Disease-causing bacteria isn't the only place where humans are fighting a losing battle against rapid evolution: Farmers across the country are increasingly finding it difficult to kill "super weeds" as they become resistant to the most popular herbicides.
When "Roundup ready" crops became popular in the mid 1990s, farmers were enamored with the genetically-modified seeds built to withstand glyphosate, the active ingredient in Roundup, the most popular commercial weed killer. But after years of constant exposure, certain invasive plants have also developed a resistance, leading farmers to use more of the chemical. In some cases, the weeds have grown completely tolerant to the chemical, giving farmers fits.
"I was talking to a farmer from Arkansas and he's got weeds that are now eight feet tall, they're the diameter of my wrist, and they can stop a combine in its tracks," says Gary Hirshberg, chairman of Just Label It, an organization fighting for mandatory labeling of genetically modified foods. "The only way they can stop them is to go in there with machetes and hack them out."
The problem is most pronounced in the southeast where farmers have been growing "Roundup ready," cotton for years, according to Charles Benbrook, a Washington State University researcher who studies herbicide use. Farmers who grow genetically modified crops use about 25 percent more herbicides than farmers who use traditional seeds, he says. It's no different than the overuse of antibiotics that has led to resistance from bugs such as gonorrhea in the past year.
"It's very much the same dynamic in play. By genetically altering corn, soybeans, and cotton so they can be sprayed throughout the growing season, farmers are now spraying their fields three times a season," he says. "You're exposing the weed populations to the same herbicide active ingredient three times a year."
Inevitably, some of the weeds are able to survive several courses of Roundup and pass their resistance on to the next generation, he says.
"It's getting to the point where some farmers have no effective herbicides left," Benbrook adds.
Says Hirshberg: "This is not a science fiction thing, this is happening right now. We're creating super weeds."
Farmers are turning to more traditional methods of weed management, such as using cover crops, crop rotations, and physically pulling weeds to lessen their reliance on Roundup. But those solutions are time consuming and expensive, and farmers are still using the Roundup Ready seeds, which can cost up to six times as much as traditional seeds, Benbrook says.

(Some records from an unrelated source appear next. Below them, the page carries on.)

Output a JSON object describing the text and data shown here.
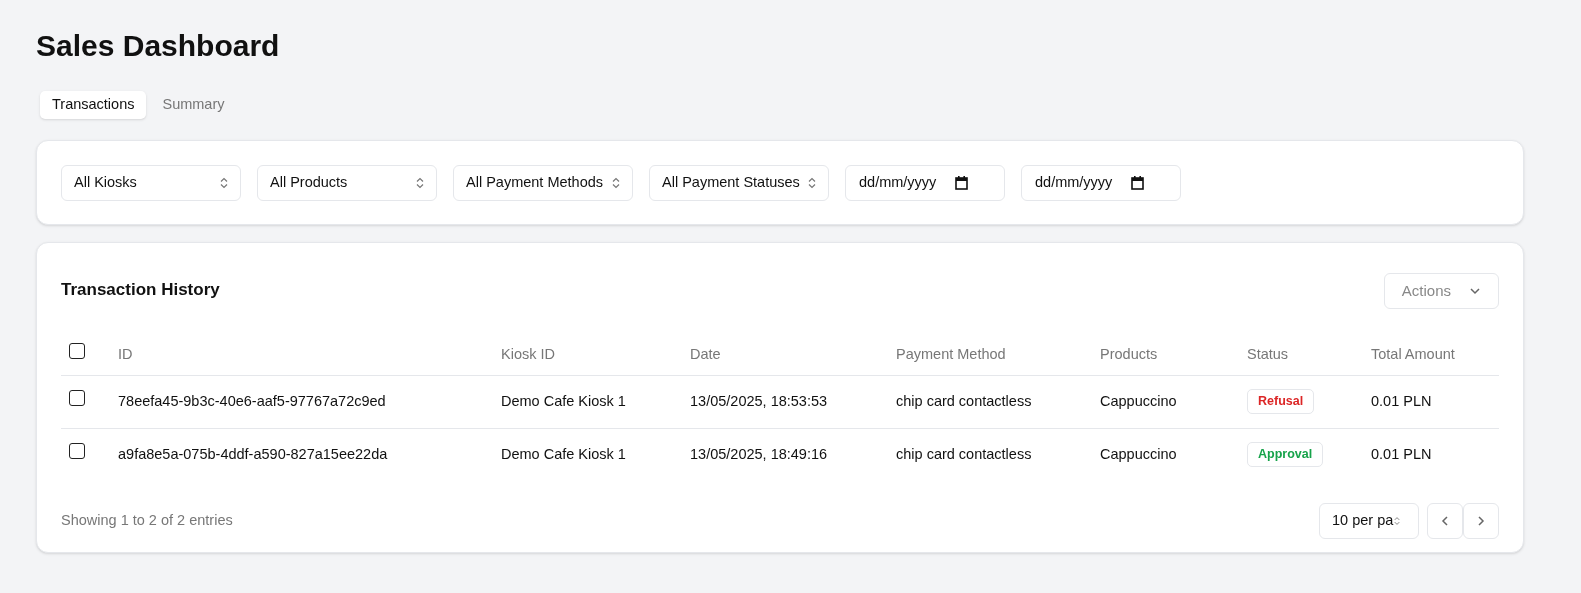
{
  "title": "Sales Dashboard",
  "tabs": [
    {
      "label": "Transactions",
      "selected": true
    },
    {
      "label": "Summary",
      "selected": false
    }
  ],
  "filters": [
    {
      "kind": "select",
      "value": "All Kiosks"
    },
    {
      "kind": "select",
      "value": "All Products"
    },
    {
      "kind": "select",
      "value": "All Payment Methods"
    },
    {
      "kind": "select",
      "value": "All Payment Statuses"
    },
    {
      "kind": "date",
      "value": "dd/mm/yyyy"
    },
    {
      "kind": "date",
      "value": "dd/mm/yyyy"
    }
  ],
  "table_card": {
    "title": "Transaction History",
    "actions_button": "Actions",
    "select_all_checked": false,
    "columns": [
      "ID",
      "Kiosk ID",
      "Date",
      "Payment Method",
      "Products",
      "Status",
      "Total Amount"
    ],
    "rows": [
      {
        "checked": false,
        "id": "78eefa45-9b3c-40e6-aaf5-97767a72c9ed",
        "kiosk_id": "Demo Cafe Kiosk 1",
        "date": "13/05/2025, 18:53:53",
        "payment_method": "chip card contactless",
        "products": "Cappuccino",
        "status": {
          "label": "Refusal",
          "color": "#dc2626"
        },
        "total_amount": "0.01 PLN"
      },
      {
        "checked": false,
        "id": "a9fa8e5a-075b-4ddf-a590-827a15ee22da",
        "kiosk_id": "Demo Cafe Kiosk 1",
        "date": "13/05/2025, 18:49:16",
        "payment_method": "chip card contactless",
        "products": "Cappuccino",
        "status": {
          "label": "Approval",
          "color": "#16a34a"
        },
        "total_amount": "0.01 PLN"
      }
    ],
    "entries_info": "Showing 1 to 2 of 2 entries",
    "page_size": "10 per pa"
  }
}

"The farmers' choice of seed dictates their choice of herbicide," he says. "The seed industry hasn't acted preemptively to produce a larger portion of [cheaper] seeds without the Roundup Ready gene in it so [farmers] can diversify."
Roundup became popular because crops treated with the chemical have been shown to be relatively safe for human consumption and, until weeds began showing resistance, was an effective herbicide. But as Roundup loses effectiveness, farmers are turning to 2,4-D, an older herbicide that some say is more dangerous to humans and has been shown to cause birth defects in animals exposed to the chemical. The Environmental Protection Agency has evaluated 2,4-D for possible cancer-causing effects several times and has been unable to come up with a conclusion. The chemical made up one half of the controversial Agent Orange herbicide used during the Vietnam War.
Though the problem is most pronounced among cotton farmers in the southeast, super weeds are starting to show up in fields in the Midwest as well. Experts say two specific weed varieties are proving to be especially hard to kill: Palmer Amaranth infests as much as two million acres of cotton and soybean fields in the southeast and horseweed, which can grow up to five feet tall.